Money is rarely an object to parting with a coach.
Chizik, North Carolina's defensive coordinator, was owed $7.5 million by Auburn and Muschamp $6.3 million by Florida. Miles' contract calls for a buyout of $15 million, a mind-blowing sum to pay someone not to coach.
''I don't think it's always been like this,'' Finebaum said.
SEC coaches typically got the chance to develop recruits over four or five years before the pitchforks came out from fans, Finebaum said.
Blogs and social media sites, Finebaum believes, have shortened a coach's shelf life. The immediacy of a fan base's fury spreads so quickly and deeply that administrators must listen.
''There are no filters, no checks, no balances,'' Finebaum said.
There also is very little time allotted for coaches attempting to turn around slipping programs or reawaken past giants.
Butch Jones is in his third season with the Tennessee (7-4). He accepts the intensity needed to succeed in the SEC, saying every day is ''fourth-and-one for the national championship.''
''Everything is contested,'' he said.
Elliott, South Carolina's interim coach, was angered about a phony post on social media stating he had resigned after the Citadel loss. SEC jobs, he said, are too coveted to simply surrender.
''They're going to have to kick me out of here and tell me I didn't get it or I've been reassigned or I've got to do something else before I just give up on anything,'' he said.
The way Elliott won't get kicked out is don't fail - it's the only approach that guarantees longevity in the SEC.
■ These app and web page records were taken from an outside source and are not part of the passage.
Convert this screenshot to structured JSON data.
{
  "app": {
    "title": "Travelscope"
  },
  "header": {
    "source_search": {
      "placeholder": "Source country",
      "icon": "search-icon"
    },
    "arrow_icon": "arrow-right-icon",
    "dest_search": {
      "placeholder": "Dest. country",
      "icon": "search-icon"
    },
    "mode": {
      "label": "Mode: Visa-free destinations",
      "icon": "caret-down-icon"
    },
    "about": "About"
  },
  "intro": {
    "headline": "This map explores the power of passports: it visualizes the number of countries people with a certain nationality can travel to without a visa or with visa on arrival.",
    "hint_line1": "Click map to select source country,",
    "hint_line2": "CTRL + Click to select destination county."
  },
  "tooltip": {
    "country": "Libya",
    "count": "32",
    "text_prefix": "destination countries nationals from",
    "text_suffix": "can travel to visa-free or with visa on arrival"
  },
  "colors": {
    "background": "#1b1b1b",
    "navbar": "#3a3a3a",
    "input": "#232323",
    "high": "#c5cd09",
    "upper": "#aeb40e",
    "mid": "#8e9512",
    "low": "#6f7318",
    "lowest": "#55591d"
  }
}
AP Sports Writers Steve Megargee from Knoxville, Tennessee; Charles Odum from Athens, Georgia, Teresa Walker from Nashville, Tennessee; and John Zenor from Auburn, Alabama, contributed to this report.